INSTRUCTIONS TO FOLLOW:
The answer must be an exact copy of all the data below.

------ RECORDED INFORMATION ------

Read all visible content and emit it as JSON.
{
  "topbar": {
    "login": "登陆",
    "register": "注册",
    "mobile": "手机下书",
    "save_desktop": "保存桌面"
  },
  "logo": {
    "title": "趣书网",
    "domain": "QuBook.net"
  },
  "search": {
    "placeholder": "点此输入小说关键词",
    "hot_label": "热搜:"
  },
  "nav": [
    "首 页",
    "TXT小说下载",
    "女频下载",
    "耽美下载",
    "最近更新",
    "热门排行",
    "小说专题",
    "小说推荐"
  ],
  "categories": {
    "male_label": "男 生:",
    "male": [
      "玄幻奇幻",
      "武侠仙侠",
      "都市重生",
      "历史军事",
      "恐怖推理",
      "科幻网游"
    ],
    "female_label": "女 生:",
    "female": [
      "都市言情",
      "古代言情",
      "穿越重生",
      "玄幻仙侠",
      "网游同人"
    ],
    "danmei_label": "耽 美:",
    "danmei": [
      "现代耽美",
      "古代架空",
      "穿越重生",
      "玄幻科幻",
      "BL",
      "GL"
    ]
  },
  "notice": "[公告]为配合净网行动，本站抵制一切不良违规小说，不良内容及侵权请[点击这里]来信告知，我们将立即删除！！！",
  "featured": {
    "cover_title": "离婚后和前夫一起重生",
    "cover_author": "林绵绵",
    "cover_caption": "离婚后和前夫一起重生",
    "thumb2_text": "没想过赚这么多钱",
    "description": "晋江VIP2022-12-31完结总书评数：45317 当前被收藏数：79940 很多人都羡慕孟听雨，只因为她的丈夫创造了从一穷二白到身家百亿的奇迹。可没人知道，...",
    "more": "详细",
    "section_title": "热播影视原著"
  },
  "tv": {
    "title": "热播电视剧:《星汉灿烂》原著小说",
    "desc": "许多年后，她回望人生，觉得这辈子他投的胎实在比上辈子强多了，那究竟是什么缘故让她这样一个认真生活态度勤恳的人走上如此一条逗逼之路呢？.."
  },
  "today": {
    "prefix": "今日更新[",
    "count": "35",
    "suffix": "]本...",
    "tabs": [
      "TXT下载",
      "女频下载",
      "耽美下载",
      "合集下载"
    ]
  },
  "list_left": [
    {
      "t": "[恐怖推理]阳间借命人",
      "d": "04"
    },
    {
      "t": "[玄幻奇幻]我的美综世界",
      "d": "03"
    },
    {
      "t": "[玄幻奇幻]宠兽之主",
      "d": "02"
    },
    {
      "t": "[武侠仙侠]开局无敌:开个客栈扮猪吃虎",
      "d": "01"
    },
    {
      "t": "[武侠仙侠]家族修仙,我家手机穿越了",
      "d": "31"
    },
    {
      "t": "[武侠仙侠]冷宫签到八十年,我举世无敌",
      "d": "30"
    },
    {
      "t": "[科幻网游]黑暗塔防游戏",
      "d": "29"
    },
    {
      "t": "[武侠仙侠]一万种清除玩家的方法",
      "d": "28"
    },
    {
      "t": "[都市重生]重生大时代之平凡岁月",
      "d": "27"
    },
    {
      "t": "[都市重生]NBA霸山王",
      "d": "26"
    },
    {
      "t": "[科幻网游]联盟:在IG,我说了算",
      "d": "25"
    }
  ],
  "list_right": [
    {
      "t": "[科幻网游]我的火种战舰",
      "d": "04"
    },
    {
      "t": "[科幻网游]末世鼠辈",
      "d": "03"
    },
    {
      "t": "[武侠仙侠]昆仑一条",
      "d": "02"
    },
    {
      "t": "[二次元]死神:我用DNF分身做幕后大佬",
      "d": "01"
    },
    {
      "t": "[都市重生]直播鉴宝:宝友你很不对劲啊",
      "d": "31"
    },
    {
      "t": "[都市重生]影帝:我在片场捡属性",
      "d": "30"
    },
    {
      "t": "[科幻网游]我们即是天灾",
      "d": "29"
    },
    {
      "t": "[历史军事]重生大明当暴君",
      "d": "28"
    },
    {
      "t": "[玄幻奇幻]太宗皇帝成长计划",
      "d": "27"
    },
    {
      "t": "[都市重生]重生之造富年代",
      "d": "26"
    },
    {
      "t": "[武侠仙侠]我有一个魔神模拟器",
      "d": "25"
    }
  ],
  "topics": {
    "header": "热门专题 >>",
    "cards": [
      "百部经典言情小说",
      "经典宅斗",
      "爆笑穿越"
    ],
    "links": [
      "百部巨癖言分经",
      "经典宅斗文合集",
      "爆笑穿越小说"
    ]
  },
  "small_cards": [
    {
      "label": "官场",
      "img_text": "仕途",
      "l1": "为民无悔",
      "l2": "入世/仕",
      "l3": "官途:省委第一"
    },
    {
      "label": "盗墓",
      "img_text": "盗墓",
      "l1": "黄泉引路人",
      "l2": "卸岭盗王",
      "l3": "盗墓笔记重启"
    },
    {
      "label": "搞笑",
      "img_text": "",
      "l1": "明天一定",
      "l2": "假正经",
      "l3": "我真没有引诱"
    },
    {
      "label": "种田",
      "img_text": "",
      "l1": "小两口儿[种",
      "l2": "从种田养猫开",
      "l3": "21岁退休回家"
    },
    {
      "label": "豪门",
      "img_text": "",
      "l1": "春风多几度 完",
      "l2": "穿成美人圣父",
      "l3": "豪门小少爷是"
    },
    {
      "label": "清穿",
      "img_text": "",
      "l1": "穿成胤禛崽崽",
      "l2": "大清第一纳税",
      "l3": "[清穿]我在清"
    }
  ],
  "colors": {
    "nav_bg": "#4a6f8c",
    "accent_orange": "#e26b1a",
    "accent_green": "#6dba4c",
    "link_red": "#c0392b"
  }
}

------

RESULT OF THIS EXERCISE:
Read all visible content and emit it as JSON.
{
  "topbar": {
    "login": "登陆",
    "register": "注册",
    "mobile": "手机下书",
    "save_desktop": "保存桌面"
  },
  "logo": {
    "title": "趣书网",
    "domain": "QuBook.net"
  },
  "search": {
    "placeholder": "点此输入小说关键词",
    "hot_label": "热搜:"
  },
  "nav": [
    "首 页",
    "TXT小说下载",
    "女频下载",
    "耽美下载",
    "最近更新",
    "热门排行",
    "小说专题",
    "小说推荐"
  ],
  "categories": {
    "male_label": "男 生:",
    "male": [
      "玄幻奇幻",
      "武侠仙侠",
      "都市重生",
      "历史军事",
      "恐怖推理",
      "科幻网游"
    ],
    "female_label": "女 生:",
    "female": [
      "都市言情",
      "古代言情",
      "穿越重生",
      "玄幻仙侠",
      "网游同人"
    ],
    "danmei_label": "耽 美:",
    "danmei": [
      "现代耽美",
      "古代架空",
      "穿越重生",
      "玄幻科幻",
      "BL",
      "GL"
    ]
  },
  "notice": "[公告]为配合净网行动，本站抵制一切不良违规小说，不良内容及侵权请[点击这里]来信告知，我们将立即删除！！！",
  "featured": {
    "cover_title": "离婚后和前夫一起重生",
    "cover_author": "林绵绵",
    "cover_caption": "离婚后和前夫一起重生",
    "thumb2_text": "没想过赚这么多钱",
    "description": "晋江VIP2022-12-31完结总书评数：45317 当前被收藏数：79940 很多人都羡慕孟听雨，只因为她的丈夫创造了从一穷二白到身家百亿的奇迹。可没人知道，...",
    "more": "详细",
    "section_title": "热播影视原著"
  },
  "tv": {
    "title": "热播电视剧:《星汉灿烂》原著小说",
    "desc": "许多年后，她回望人生，觉得这辈子他投的胎实在比上辈子强多了，那究竟是什么缘故让她这样一个认真生活态度勤恳的人走上如此一条逗逼之路呢？.."
  },
  "today": {
    "prefix": "今日更新[",
    "count": "35",
    "suffix": "]本...",
    "tabs": [
      "TXT下载",
      "女频下载",
      "耽美下载",
      "合集下载"
    ]
  },
  "list_left": [
    {
      "t": "[恐怖推理]阳间借命人",
      "d": "04"
    },
    {
      "t": "[玄幻奇幻]我的美综世界",
      "d": "03"
    },
    {
      "t": "[玄幻奇幻]宠兽之主",
      "d": "02"
    },
    {
      "t": "[武侠仙侠]开局无敌:开个客栈扮猪吃虎",
      "d": "01"
    },
    {
      "t": "[武侠仙侠]家族修仙,我家手机穿越了",
      "d": "31"
    },
    {
      "t": "[武侠仙侠]冷宫签到八十年,我举世无敌",
      "d": "30"
    },
    {
      "t": "[科幻网游]黑暗塔防游戏",
      "d": "29"
    },
    {
      "t": "[武侠仙侠]一万种清除玩家的方法",
      "d": "28"
    },
    {
      "t": "[都市重生]重生大时代之平凡岁月",
      "d": "27"
    },
    {
      "t": "[都市重生]NBA霸山王",
      "d": "26"
    },
    {
      "t": "[科幻网游]联盟:在IG,我说了算",
      "d": "25"
    }
  ],
  "list_right": [
    {
      "t": "[科幻网游]我的火种战舰",
      "d": "04"
    },
    {
      "t": "[科幻网游]末世鼠辈",
      "d": "03"
    },
    {
      "t": "[武侠仙侠]昆仑一条",
      "d": "02"
    },
    {
      "t": "[二次元]死神:我用DNF分身做幕后大佬",
      "d": "01"
    },
    {
      "t": "[都市重生]直播鉴宝:宝友你很不对劲啊",
      "d": "31"
    },
    {
      "t": "[都市重生]影帝:我在片场捡属性",
      "d": "30"
    },
    {
      "t": "[科幻网游]我们即是天灾",
      "d": "29"
    },
    {
      "t": "[历史军事]重生大明当暴君",
      "d": "28"
    },
    {
      "t": "[玄幻奇幻]太宗皇帝成长计划",
      "d": "27"
    },
    {
      "t": "[都市重生]重生之造富年代",
      "d": "26"
    },
    {
      "t": "[武侠仙侠]我有一个魔神模拟器",
      "d": "25"
    }
  ],
  "topics": {
    "header": "热门专题 >>",
    "cards": [
      "百部经典言情小说",
      "经典宅斗",
      "爆笑穿越"
    ],
    "links": [
      "百部巨癖言分经",
      "经典宅斗文合集",
      "爆笑穿越小说"
    ]
  },
  "small_cards": [
    {
      "label": "官场",
      "img_text": "仕途",
      "l1": "为民无悔",
      "l2": "入世/仕",
      "l3": "官途:省委第一"
    },
    {
      "label": "盗墓",
      "img_text": "盗墓",
      "l1": "黄泉引路人",
      "l2": "卸岭盗王",
      "l3": "盗墓笔记重启"
    },
    {
      "label": "搞笑",
      "img_text": "",
      "l1": "明天一定",
      "l2": "假正经",
      "l3": "我真没有引诱"
    },
    {
      "label": "种田",
      "img_text": "",
      "l1": "小两口儿[种",
      "l2": "从种田养猫开",
      "l3": "21岁退休回家"
    },
    {
      "label": "豪门",
      "img_text": "",
      "l1": "春风多几度 完",
      "l2": "穿成美人圣父",
      "l3": "豪门小少爷是"
    },
    {
      "label": "清穿",
      "img_text": "",
      "l1": "穿成胤禛崽崽",
      "l2": "大清第一纳税",
      "l3": "[清穿]我在清"
    }
  ],
  "colors": {
    "nav_bg": "#4a6f8c",
    "accent_orange": "#e26b1a",
    "accent_green": "#6dba4c",
    "link_red": "#c0392b"
  }
}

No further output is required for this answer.